The Pedal Power Association, South Africa’s largest cycling organisation, has called on Cape Town’s cyclists to join its anti-crime protest ride on Mandela Day. Photo: Supplied.

CAPE TOWN - The Pedal Power Association (PPA), South Africa’s largest cycling organisation, has called on Cape Town’s cyclists to join its anti-crime protest ride on Mandela Day, Thursday July 18.

In response to the spate of bike hijackings and robberies on Cape Town’s roads and cycle paths – especially on the cycle path running from the West Coast to Cape Town, as well as routes out to Kommetjie and around Stellenbosch – the PPA will once again shine a light on this and the general lack of safety of all cyclists, the PPA said in a statement.

“This protest ride is our way of expressing our immense frustration with the current situation,” PPA CEO Robert Vogel said.

“The safety of cyclists on our roads is of utmost importance. Since 2011, we have invested millions of rand in various safe cycling campaigns to secure safer roads and awareness for cyclists and to advocate mutual tolerance and respect among road users. We cannot advocate mobility without safety,” he said.

The memorial ride would start at 11.30am from the Greenpoint Urban Park parking area and the ride would follow the various cycle paths along Somerset Road to Adderley Street and Government Avenue to the Houses of Parliament, where a letter stating PPA’s grievances would be delivered to Western Cape premier Alan Winde, transport MEC Bonginkosi Madikizela, Western Cape traffic chief Kenny Africa, and a representative of the South African Police Service (SAPS).

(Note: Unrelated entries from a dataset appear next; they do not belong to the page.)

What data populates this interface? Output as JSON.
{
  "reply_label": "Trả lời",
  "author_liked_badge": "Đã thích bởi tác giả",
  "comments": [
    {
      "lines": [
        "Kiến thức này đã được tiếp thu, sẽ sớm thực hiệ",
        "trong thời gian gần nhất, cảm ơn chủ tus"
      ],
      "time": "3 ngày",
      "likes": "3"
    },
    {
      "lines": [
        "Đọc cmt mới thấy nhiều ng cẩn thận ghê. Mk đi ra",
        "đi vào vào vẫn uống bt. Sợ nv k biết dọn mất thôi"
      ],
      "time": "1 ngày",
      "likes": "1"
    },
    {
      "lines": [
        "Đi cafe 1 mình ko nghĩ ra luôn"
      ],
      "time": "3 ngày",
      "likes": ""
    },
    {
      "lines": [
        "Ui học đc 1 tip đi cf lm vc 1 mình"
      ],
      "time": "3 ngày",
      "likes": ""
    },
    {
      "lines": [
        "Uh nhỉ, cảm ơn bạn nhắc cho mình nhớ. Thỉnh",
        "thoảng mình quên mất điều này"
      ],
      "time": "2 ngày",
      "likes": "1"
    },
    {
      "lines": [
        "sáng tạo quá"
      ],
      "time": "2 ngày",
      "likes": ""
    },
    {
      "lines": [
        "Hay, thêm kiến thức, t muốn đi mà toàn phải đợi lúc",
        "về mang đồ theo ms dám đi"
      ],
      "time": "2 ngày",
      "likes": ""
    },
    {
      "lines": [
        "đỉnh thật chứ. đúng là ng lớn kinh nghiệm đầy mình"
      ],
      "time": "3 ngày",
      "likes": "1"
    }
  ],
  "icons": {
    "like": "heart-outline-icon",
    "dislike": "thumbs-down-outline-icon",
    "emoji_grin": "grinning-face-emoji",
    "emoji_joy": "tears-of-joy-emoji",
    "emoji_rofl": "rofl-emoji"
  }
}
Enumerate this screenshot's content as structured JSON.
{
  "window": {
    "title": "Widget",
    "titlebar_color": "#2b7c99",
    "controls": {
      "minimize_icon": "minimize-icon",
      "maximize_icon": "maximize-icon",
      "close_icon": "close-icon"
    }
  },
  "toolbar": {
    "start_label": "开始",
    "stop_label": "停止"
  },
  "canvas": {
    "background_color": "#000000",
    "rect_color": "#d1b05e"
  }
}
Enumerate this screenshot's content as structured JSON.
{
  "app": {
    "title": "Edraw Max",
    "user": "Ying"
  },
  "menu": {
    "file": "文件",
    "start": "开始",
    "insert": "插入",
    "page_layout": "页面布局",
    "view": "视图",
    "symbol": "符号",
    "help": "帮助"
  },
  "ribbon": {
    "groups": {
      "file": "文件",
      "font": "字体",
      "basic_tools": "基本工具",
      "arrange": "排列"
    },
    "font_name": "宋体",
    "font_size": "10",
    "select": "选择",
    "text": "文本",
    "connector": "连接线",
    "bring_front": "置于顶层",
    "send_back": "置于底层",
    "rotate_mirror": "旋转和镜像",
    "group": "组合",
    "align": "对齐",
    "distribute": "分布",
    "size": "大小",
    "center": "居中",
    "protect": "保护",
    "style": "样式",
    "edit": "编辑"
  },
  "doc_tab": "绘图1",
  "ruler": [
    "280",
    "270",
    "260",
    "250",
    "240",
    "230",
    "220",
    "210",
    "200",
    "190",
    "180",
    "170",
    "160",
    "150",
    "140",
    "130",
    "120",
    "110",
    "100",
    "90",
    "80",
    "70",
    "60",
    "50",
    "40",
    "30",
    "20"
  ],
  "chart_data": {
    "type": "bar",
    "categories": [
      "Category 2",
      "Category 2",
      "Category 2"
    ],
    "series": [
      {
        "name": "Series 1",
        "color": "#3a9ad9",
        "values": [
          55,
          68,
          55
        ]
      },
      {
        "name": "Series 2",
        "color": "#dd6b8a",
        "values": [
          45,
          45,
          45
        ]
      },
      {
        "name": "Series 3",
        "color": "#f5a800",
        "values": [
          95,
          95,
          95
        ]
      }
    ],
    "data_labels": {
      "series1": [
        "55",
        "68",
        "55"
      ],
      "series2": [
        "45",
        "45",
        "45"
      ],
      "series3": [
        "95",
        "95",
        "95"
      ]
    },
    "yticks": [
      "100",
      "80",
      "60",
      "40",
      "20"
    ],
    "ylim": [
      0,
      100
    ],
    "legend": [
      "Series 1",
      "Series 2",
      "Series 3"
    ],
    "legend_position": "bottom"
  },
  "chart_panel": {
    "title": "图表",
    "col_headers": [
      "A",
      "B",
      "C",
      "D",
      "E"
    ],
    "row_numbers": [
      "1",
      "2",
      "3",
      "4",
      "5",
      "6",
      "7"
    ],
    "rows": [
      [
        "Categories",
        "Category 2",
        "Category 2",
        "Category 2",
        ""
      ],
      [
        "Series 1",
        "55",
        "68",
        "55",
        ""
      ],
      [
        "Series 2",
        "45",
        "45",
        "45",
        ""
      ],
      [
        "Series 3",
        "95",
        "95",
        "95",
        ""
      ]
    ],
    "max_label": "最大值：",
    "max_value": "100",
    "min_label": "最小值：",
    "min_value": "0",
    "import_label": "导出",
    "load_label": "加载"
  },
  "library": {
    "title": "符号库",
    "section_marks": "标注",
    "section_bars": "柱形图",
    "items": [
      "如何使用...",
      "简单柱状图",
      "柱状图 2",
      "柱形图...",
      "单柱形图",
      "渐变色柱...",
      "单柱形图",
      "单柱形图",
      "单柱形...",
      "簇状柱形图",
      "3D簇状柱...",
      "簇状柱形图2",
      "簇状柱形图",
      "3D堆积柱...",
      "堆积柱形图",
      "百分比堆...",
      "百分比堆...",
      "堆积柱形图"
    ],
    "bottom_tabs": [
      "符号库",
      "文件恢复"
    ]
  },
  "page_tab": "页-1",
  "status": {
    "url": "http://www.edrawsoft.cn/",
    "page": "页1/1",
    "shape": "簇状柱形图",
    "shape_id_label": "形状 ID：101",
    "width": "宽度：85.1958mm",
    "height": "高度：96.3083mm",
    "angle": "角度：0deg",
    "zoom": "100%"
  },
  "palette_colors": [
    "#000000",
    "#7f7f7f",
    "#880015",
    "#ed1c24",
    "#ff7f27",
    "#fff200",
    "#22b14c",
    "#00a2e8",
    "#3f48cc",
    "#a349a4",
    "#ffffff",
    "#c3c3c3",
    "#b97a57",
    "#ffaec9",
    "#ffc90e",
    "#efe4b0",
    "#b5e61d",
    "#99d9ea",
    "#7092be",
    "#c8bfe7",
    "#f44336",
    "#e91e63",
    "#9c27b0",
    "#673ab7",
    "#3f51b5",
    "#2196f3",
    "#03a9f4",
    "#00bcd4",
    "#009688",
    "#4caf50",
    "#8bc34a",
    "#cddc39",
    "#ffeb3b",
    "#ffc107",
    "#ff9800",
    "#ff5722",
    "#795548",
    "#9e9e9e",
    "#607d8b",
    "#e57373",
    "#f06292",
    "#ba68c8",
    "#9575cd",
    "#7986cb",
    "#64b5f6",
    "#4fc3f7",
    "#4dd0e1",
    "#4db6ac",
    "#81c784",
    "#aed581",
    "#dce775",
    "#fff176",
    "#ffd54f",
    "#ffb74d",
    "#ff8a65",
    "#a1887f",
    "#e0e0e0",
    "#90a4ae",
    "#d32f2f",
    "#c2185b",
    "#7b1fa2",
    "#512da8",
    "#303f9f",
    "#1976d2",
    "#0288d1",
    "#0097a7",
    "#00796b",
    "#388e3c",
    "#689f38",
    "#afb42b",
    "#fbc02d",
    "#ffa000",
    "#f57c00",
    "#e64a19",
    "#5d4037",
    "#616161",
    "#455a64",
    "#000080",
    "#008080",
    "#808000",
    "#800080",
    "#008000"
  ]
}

“We would also like to urge everyone attending the ride to write your own letter of grievance and bring it along to hand-over. If you cannot attend the ride, ask a friend to bring your letter along. It’s time that the authorities hear from all of us,” Vogel said.

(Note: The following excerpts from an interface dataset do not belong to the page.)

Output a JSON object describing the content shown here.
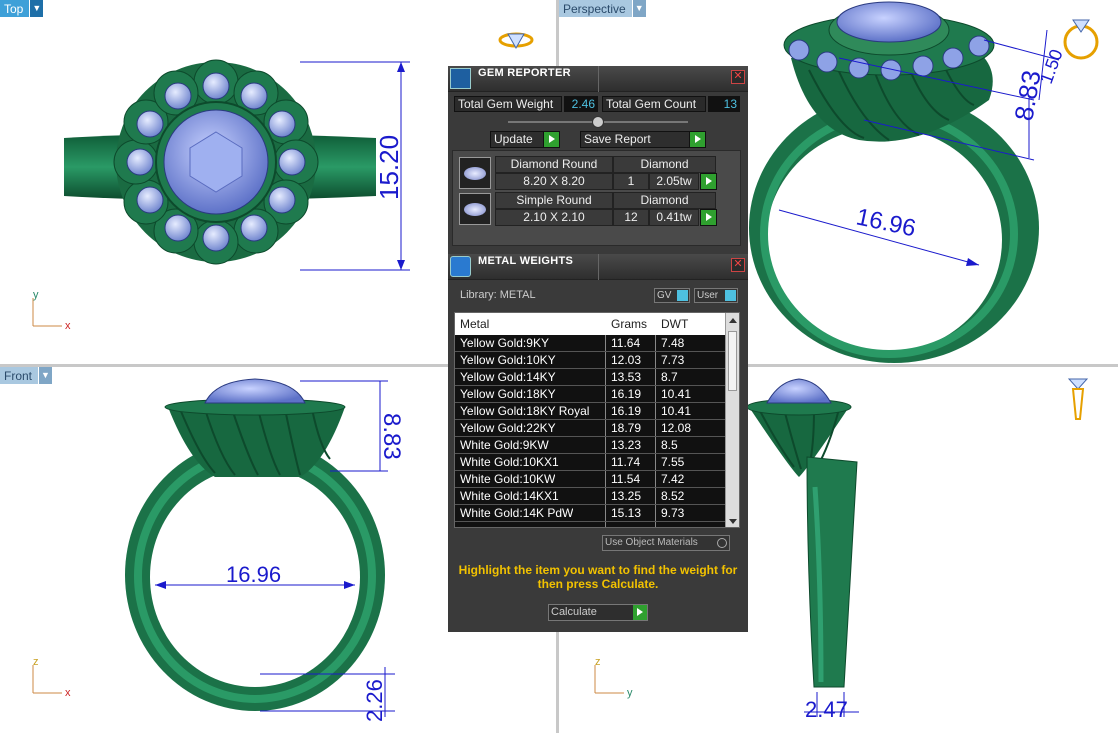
{
  "viewports": {
    "top": {
      "label": "Top"
    },
    "perspective": {
      "label": "Perspective"
    },
    "front": {
      "label": "Front"
    },
    "right": {
      "label": ""
    }
  },
  "dimensions": {
    "top_height": "15.20",
    "persp_height": "8.83",
    "persp_depth": "1.50",
    "persp_diameter": "16.96",
    "front_height": "8.83",
    "front_diameter": "16.96",
    "front_band": "2.26",
    "side_band": "2.47"
  },
  "axes": {
    "x": "x",
    "y": "y",
    "z": "z"
  },
  "gem_reporter": {
    "title": "GEM REPORTER",
    "total_weight_label": "Total Gem Weight",
    "total_weight_value": "2.46",
    "total_count_label": "Total Gem Count",
    "total_count_value": "13",
    "update_label": "Update",
    "save_label": "Save Report",
    "gems": [
      {
        "shape": "Diamond Round",
        "size": "8.20 X 8.20",
        "material": "Diamond",
        "count": "1",
        "weight": "2.05tw"
      },
      {
        "shape": "Simple Round",
        "size": "2.10 X 2.10",
        "material": "Diamond",
        "count": "12",
        "weight": "0.41tw"
      }
    ]
  },
  "metal_weights": {
    "title": "METAL WEIGHTS",
    "library": "Library: METAL",
    "toggle_gv": "GV",
    "toggle_user": "User",
    "columns": [
      "Metal",
      "Grams",
      "DWT"
    ],
    "rows": [
      [
        "Yellow Gold:9KY",
        "11.64",
        "7.48"
      ],
      [
        "Yellow Gold:10KY",
        "12.03",
        "7.73"
      ],
      [
        "Yellow Gold:14KY",
        "13.53",
        "8.7"
      ],
      [
        "Yellow Gold:18KY",
        "16.19",
        "10.41"
      ],
      [
        "Yellow Gold:18KY Royal",
        "16.19",
        "10.41"
      ],
      [
        "Yellow Gold:22KY",
        "18.79",
        "12.08"
      ],
      [
        "White Gold:9KW",
        "13.23",
        "8.5"
      ],
      [
        "White Gold:10KX1",
        "11.74",
        "7.55"
      ],
      [
        "White Gold:10KW",
        "11.54",
        "7.42"
      ],
      [
        "White Gold:14KX1",
        "13.25",
        "8.52"
      ],
      [
        "White Gold:14K PdW",
        "15.13",
        "9.73"
      ]
    ],
    "use_object_label": "Use Object Materials",
    "hint": "Highlight the item you want to find the weight for then press Calculate.",
    "calculate_label": "Calculate"
  },
  "colors": {
    "ring": "#1f7a4e",
    "gem": "#8ea2e6",
    "dimension": "#1a1acc",
    "accent": "#f2c200"
  }
}
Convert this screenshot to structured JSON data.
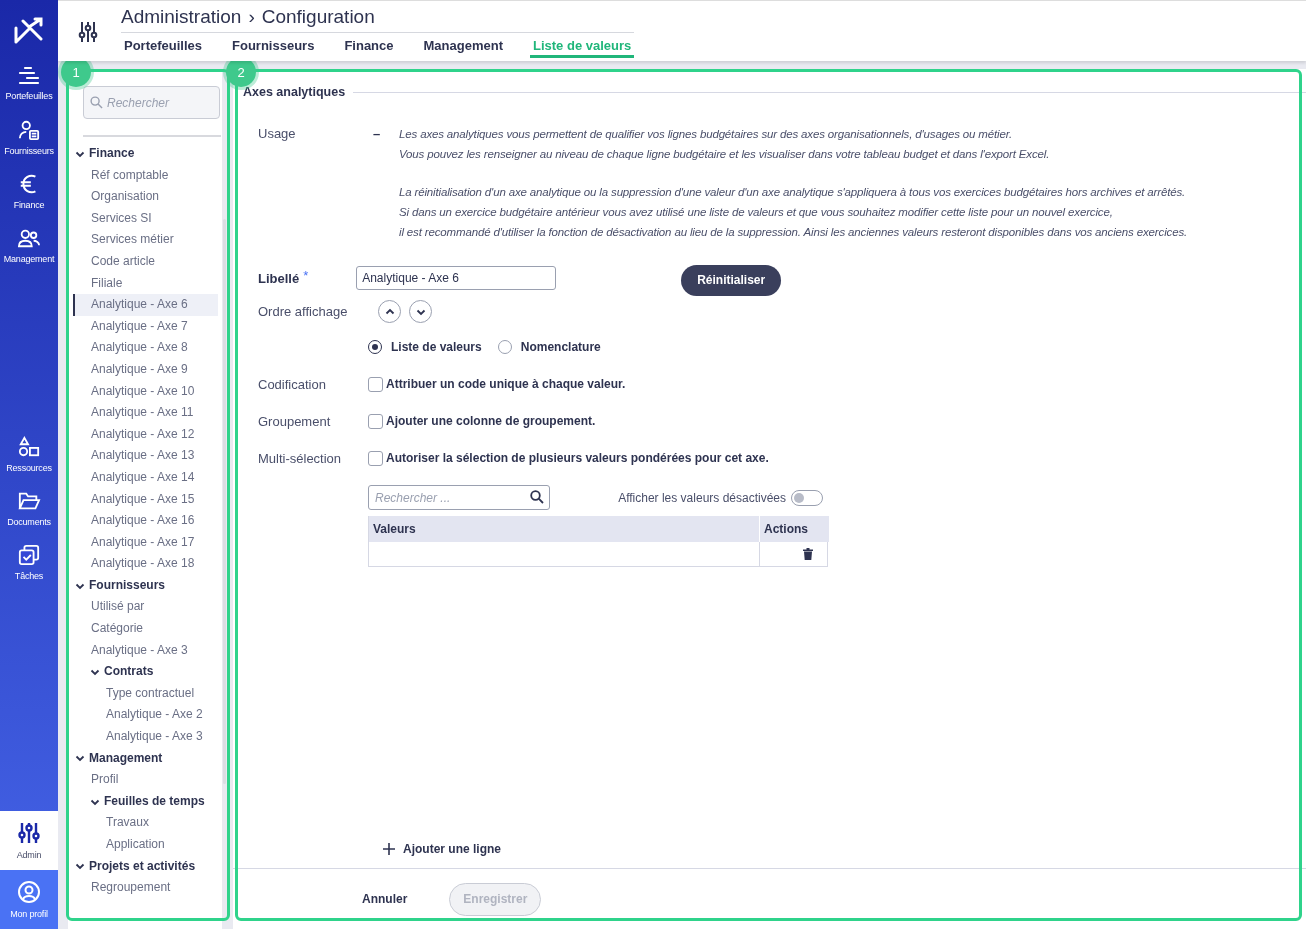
{
  "nav": {
    "main": [
      {
        "label": "Portefeuilles",
        "selected": false
      },
      {
        "label": "Fournisseurs",
        "selected": false
      },
      {
        "label": "Finance",
        "selected": false
      },
      {
        "label": "Management",
        "selected": false
      }
    ],
    "tools": [
      {
        "label": "Ressources",
        "selected": false
      },
      {
        "label": "Documents",
        "selected": false
      },
      {
        "label": "Tâches",
        "selected": false
      }
    ],
    "footer": [
      {
        "label": "Admin",
        "selected": true
      },
      {
        "label": "Mon profil",
        "selected": false
      }
    ]
  },
  "header": {
    "title": "Administration",
    "separator": "›",
    "subtitle": "Configuration",
    "tabs": [
      {
        "label": "Portefeuilles",
        "selected": false
      },
      {
        "label": "Fournisseurs",
        "selected": false
      },
      {
        "label": "Finance",
        "selected": false
      },
      {
        "label": "Management",
        "selected": false
      },
      {
        "label": "Liste de valeurs",
        "selected": true
      }
    ]
  },
  "annotations": [
    {
      "label": "1"
    },
    {
      "label": "2"
    }
  ],
  "tree": {
    "placeholder": "Rechercher",
    "groups": [
      {
        "label": "Finance",
        "expanded": true,
        "children": [
          {
            "label": "Réf comptable",
            "selected": false
          },
          {
            "label": "Organisation",
            "selected": false
          },
          {
            "label": "Services SI",
            "selected": false
          },
          {
            "label": "Services métier",
            "selected": false
          },
          {
            "label": "Code article",
            "selected": false
          },
          {
            "label": "Filiale",
            "selected": false
          },
          {
            "label": "Analytique - Axe 6",
            "selected": true
          },
          {
            "label": "Analytique - Axe 7",
            "selected": false
          },
          {
            "label": "Analytique - Axe 8",
            "selected": false
          },
          {
            "label": "Analytique - Axe 9",
            "selected": false
          },
          {
            "label": "Analytique - Axe 10",
            "selected": false
          },
          {
            "label": "Analytique - Axe 11",
            "selected": false
          },
          {
            "label": "Analytique - Axe 12",
            "selected": false
          },
          {
            "label": "Analytique - Axe 13",
            "selected": false
          },
          {
            "label": "Analytique - Axe 14",
            "selected": false
          },
          {
            "label": "Analytique - Axe 15",
            "selected": false
          },
          {
            "label": "Analytique - Axe 16",
            "selected": false
          },
          {
            "label": "Analytique - Axe 17",
            "selected": false
          },
          {
            "label": "Analytique - Axe 18",
            "selected": false
          }
        ]
      },
      {
        "label": "Fournisseurs",
        "expanded": true,
        "children": [
          {
            "label": "Utilisé par",
            "selected": false
          },
          {
            "label": "Catégorie",
            "selected": false
          },
          {
            "label": "Analytique - Axe 3",
            "selected": false
          },
          {
            "label": "Contrats",
            "expanded": true,
            "children": [
              {
                "label": "Type contractuel",
                "selected": false
              },
              {
                "label": "Analytique - Axe 2",
                "selected": false
              },
              {
                "label": "Analytique - Axe 3",
                "selected": false
              }
            ]
          }
        ]
      },
      {
        "label": "Management",
        "expanded": true,
        "children": [
          {
            "label": "Profil",
            "selected": false
          },
          {
            "label": "Feuilles de temps",
            "expanded": true,
            "children": [
              {
                "label": "Travaux",
                "selected": false
              },
              {
                "label": "Application",
                "selected": false
              }
            ]
          }
        ]
      },
      {
        "label": "Projets et activités",
        "expanded": true,
        "children": [
          {
            "label": "Regroupement",
            "selected": false
          }
        ]
      }
    ]
  },
  "panel": {
    "legend": "Axes analytiques",
    "usage": {
      "label": "Usage",
      "collapse": "–",
      "paragraphs": [
        [
          "Les axes analytiques vous permettent de qualifier vos lignes budgétaires sur des axes organisationnels, d'usages ou métier.",
          "Vous pouvez les renseigner au niveau de chaque ligne budgétaire et les visualiser dans votre tableau budget et dans l'export Excel."
        ],
        [
          "La réinitialisation d'un axe analytique ou la suppression d'une valeur d'un axe analytique s'appliquera à tous vos exercices budgétaires hors archives et arrêtés.",
          "Si dans un exercice budgétaire antérieur vous avez utilisé une liste de valeurs et que vous souhaitez modifier cette liste pour un nouvel exercice,",
          "il est recommandé d'utiliser la fonction de désactivation au lieu de la suppression. Ainsi les anciennes valeurs resteront disponibles dans vos anciens exercices."
        ]
      ]
    },
    "libelle": {
      "label": "Libellé",
      "required_mark": "*",
      "value": "Analytique - Axe 6"
    },
    "reset_button": "Réinitialiser",
    "order": {
      "label": "Ordre affichage"
    },
    "types": [
      {
        "label": "Liste de valeurs",
        "selected": true
      },
      {
        "label": "Nomenclature",
        "selected": false
      }
    ],
    "options": [
      {
        "label": "Codification",
        "text": "Attribuer un code unique à chaque valeur.",
        "checked": false
      },
      {
        "label": "Groupement",
        "text": "Ajouter une colonne de groupement.",
        "checked": false
      },
      {
        "label": "Multi-sélection",
        "text": "Autoriser la sélection de plusieurs valeurs pondérées pour cet axe.",
        "checked": false
      }
    ],
    "search": {
      "placeholder": "Rechercher ..."
    },
    "show_disabled": {
      "label": "Afficher les valeurs désactivées",
      "on": false
    },
    "table": {
      "columns": [
        "Valeurs",
        "Actions"
      ]
    },
    "add_line": "Ajouter une ligne",
    "cancel": "Annuler",
    "save": {
      "label": "Enregistrer",
      "disabled": true
    }
  }
}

Marshals would assist during the 12km ride, but there would be no road closures and all cyclists participating in the memorial ride were expected to obey all traffic rules and wear helmets. "Please wear your ‘Stay Wider of the Rider’ cycling jersey, should you have one," he said.

African News Agency (ANA)